This pleasant tradition endured throughout the untold ages until, a few years back, a new store management, whether from disapproval of tobacco, folding chairs or wascally wabbits, banished the chairs and their owners from the gas station sidewalk. In Dade, an era had ended!
But now, in the New Age of the Roundabout, the chairs having returned as if of themselves, men began, timidly at first, to sit in them again, to drink coffee and to light Marlboros as they watched the hypnotic circling of cars in the intersection; and some in the quiet country town began to whisper (with many a “lo”) that balance had returned to the universe.

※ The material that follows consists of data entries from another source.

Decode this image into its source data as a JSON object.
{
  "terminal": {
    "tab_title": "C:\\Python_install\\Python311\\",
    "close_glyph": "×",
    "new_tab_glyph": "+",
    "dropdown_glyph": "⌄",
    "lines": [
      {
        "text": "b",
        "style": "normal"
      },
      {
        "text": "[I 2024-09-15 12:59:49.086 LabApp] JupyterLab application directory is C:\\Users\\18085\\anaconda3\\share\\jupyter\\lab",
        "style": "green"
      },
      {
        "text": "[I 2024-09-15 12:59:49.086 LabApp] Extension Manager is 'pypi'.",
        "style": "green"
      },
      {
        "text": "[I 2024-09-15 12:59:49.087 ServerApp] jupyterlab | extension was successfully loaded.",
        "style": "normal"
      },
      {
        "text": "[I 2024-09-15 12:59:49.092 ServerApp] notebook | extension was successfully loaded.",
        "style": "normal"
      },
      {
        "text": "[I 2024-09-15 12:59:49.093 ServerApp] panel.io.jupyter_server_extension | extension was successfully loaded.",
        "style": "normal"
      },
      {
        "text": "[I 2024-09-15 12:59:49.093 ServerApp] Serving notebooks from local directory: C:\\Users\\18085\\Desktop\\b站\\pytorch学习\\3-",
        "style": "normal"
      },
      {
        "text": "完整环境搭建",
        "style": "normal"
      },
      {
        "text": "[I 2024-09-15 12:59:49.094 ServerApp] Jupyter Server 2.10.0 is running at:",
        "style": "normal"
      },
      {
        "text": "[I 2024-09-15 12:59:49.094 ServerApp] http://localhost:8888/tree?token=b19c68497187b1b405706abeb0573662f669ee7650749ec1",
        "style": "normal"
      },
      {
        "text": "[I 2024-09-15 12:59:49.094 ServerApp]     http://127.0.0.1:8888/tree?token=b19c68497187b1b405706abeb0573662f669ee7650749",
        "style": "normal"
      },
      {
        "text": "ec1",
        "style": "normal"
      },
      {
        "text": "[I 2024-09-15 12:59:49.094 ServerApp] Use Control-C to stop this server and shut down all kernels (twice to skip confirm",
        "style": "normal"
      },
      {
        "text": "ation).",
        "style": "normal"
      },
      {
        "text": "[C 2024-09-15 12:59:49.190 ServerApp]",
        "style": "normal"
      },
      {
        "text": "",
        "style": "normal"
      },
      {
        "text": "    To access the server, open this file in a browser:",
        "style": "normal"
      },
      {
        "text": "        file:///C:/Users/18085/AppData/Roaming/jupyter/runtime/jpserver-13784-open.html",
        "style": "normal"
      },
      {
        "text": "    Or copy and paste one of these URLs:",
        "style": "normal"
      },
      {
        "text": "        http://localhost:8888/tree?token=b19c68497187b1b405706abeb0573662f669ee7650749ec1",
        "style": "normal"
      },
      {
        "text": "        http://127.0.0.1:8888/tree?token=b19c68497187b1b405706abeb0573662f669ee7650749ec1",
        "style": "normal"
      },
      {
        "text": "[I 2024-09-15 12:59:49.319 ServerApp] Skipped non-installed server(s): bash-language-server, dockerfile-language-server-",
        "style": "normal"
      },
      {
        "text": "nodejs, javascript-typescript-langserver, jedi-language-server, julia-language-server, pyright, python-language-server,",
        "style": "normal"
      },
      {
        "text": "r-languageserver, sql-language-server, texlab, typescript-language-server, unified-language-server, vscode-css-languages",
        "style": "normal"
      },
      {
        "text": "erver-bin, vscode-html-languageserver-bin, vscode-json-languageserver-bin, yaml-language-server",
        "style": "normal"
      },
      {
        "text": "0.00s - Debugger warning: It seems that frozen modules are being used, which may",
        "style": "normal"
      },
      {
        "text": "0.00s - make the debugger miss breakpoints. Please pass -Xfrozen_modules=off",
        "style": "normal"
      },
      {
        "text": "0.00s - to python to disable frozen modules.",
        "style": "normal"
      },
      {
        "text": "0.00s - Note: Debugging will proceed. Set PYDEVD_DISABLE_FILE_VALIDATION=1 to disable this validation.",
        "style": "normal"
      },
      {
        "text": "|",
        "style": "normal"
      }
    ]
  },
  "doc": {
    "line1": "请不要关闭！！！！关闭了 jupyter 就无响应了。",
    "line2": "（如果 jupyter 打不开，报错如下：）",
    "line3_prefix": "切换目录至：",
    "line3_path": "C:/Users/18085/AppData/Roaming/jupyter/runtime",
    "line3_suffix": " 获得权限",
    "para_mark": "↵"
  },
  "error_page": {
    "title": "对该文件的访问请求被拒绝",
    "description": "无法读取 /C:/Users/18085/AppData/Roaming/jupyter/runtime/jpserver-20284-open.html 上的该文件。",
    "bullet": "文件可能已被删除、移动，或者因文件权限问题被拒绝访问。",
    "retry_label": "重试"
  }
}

Fast-forward to the CVS parking lot, where The Planet asked Lama Asmela to translate the holy prophecies as they relate to the Trenton Roundabout. The holy man reached once more into the folds of his saffron-colored robe—just how many folds, The Planet began to wonder, can one saffron-colored robe contain?—and drew out a Nepalese-English dictionary.
“When,” he pronounced after much shuffling of pages, “semis circle counterclockwise around the center of the universe, then shall Rabbit return to Kangaroo and men light Marlboros. Glad songs will be sung and mighty miracles happen, for the prophecies are at hand and enlightenment will dawn at last.”

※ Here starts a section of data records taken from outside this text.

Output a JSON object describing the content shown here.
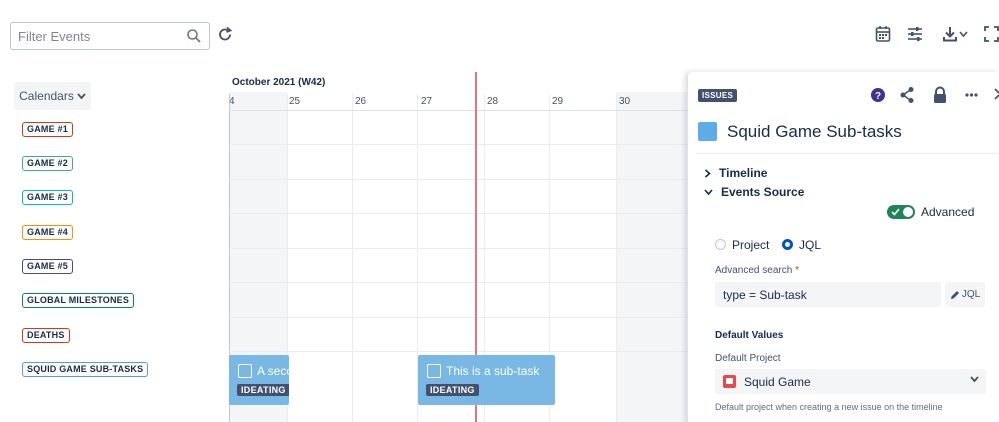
{
  "toolbar": {
    "filter_placeholder": "Filter Events",
    "icons": [
      "search-icon",
      "refresh-icon",
      "calendar-icon",
      "sliders-icon",
      "download-icon",
      "chevron-down-icon",
      "fullscreen-icon"
    ]
  },
  "sidebar": {
    "calendars_label": "Calendars",
    "calendars": [
      {
        "label": "GAME #1",
        "color": "#de350b"
      },
      {
        "label": "GAME #2",
        "color": "#36b37e"
      },
      {
        "label": "GAME #3",
        "color": "#00b8d9"
      },
      {
        "label": "GAME #4",
        "color": "#ff8b00"
      },
      {
        "label": "GAME #5",
        "color": "#42526e"
      },
      {
        "label": "GLOBAL MILESTONES",
        "color": "#00875a"
      },
      {
        "label": "DEATHS",
        "color": "#de350b"
      },
      {
        "label": "SQUID GAME SUB-TASKS",
        "color": "#4c9aff"
      }
    ]
  },
  "timeline": {
    "month_label": "October 2021 (W42)",
    "days": [
      "4",
      "25",
      "26",
      "27",
      "28",
      "29",
      "30"
    ],
    "events": [
      {
        "title": "A secc",
        "status": "IDEATING"
      },
      {
        "title": "This is a sub-task",
        "status": "IDEATING"
      }
    ]
  },
  "panel": {
    "badge": "ISSUES",
    "icons": [
      "help-icon",
      "share-icon",
      "lock-icon",
      "more-icon",
      "close-icon"
    ],
    "title": "Squid Game Sub-tasks",
    "swatch_color": "#5cace8",
    "sections": {
      "timeline": "Timeline",
      "events_source": "Events Source"
    },
    "advanced_label": "Advanced",
    "radio_project": "Project",
    "radio_jql": "JQL",
    "advanced_search_label": "Advanced search",
    "required_mark": "*",
    "jql_value": "type = Sub-task",
    "jql_button": "JQL",
    "default_values_title": "Default Values",
    "default_project_label": "Default Project",
    "default_project_value": "Squid Game",
    "default_project_hint": "Default project when creating a new issue on the timeline"
  }
}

And in fact, as has now been chronicled not only in The Dade Planet but at the national level as well, by hard-hitting New York Times journalists and whispery-voiced female New Dimensions commentators alike, the return of Rabbit and the Chairs was not the only miracle that ensued after the Trenton Roundabout was opened. Here are some of the mightier:
A local man drove into the roundabout in a battered pickup truck with Confederate flags flying from both door mirrors, mudflap girl decals in front of the outsized tires and one of Calvin peeing on something on the beer window, country music blaring from the radio, a loaded rifle rack and a “Keep it flying” bumper sticker. He emerged three days later driving a Prius, asked the Kangaroo clerk how to get to Massachusetts and is currently studying philosophy at Harvard. His wife proclaimed it genuinely supernatural as he had never previously asked directions.

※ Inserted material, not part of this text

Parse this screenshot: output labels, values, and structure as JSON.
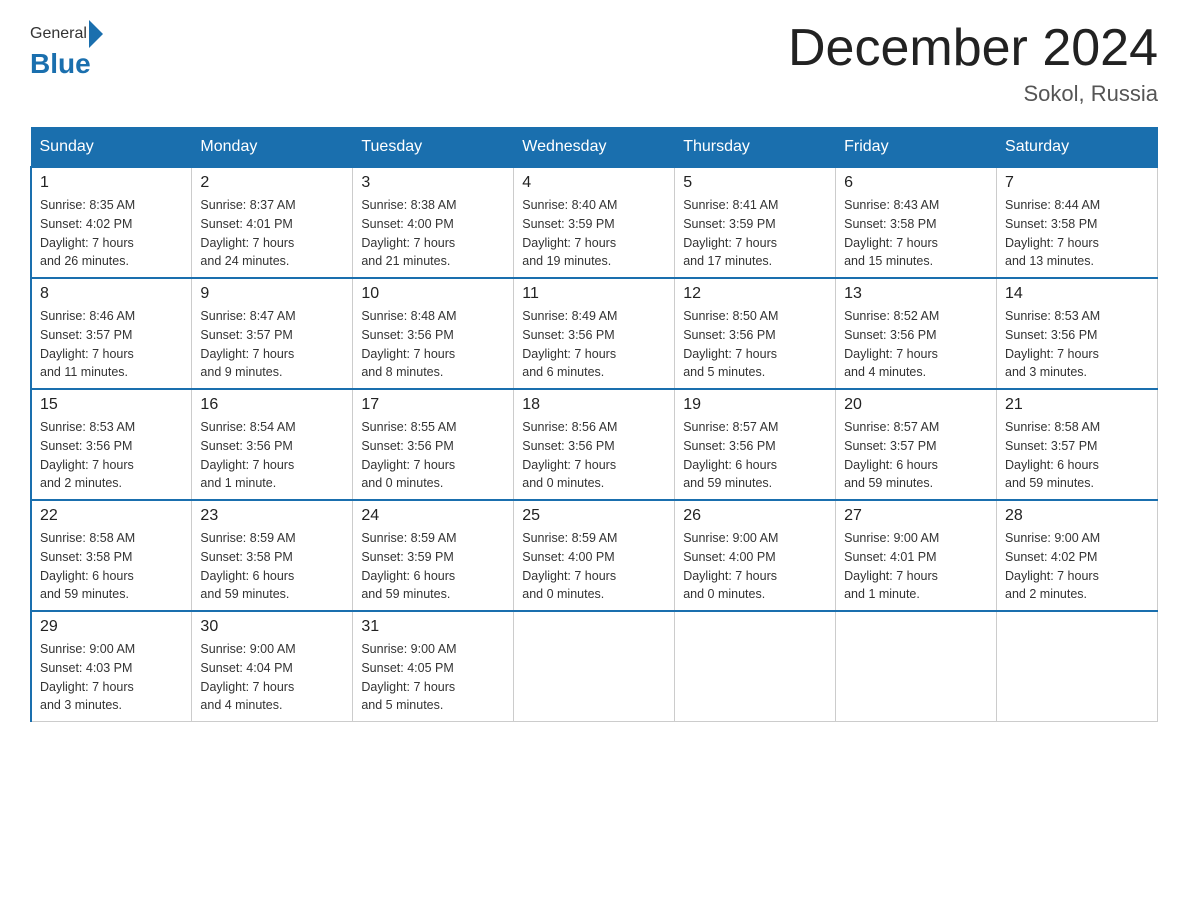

Three Trenton restaurants began serving salads made with lettuces other than iceberg; two removed big-screen televisions from their walls and replaced them with tasteful if food-based murals; and one left the television blaring but anyway changed the channel to something besides Fox News.
Calvary Baptist exhibited the rainbow flag proudly on its marquee.
“All this is pretty unusual,” The Planet admitted to Lama Asmelah. “But I come from a secular background and it’s hard for me to believe in miracles, even now that peace has been declared in the Middle East. What else you got?”
“The Dade County Board of Education this morning resumed its rightful share of funding the Dade Public Library,” said the holy man.
The Planet crumpled to the pavement, dumbstruck. Stars fell from the heavens. Angels sang. Men began to live in peace like brothers.
“Lo,” said The Planet.
The lama and his monks walked into the Roundabout and became creatures of pure light.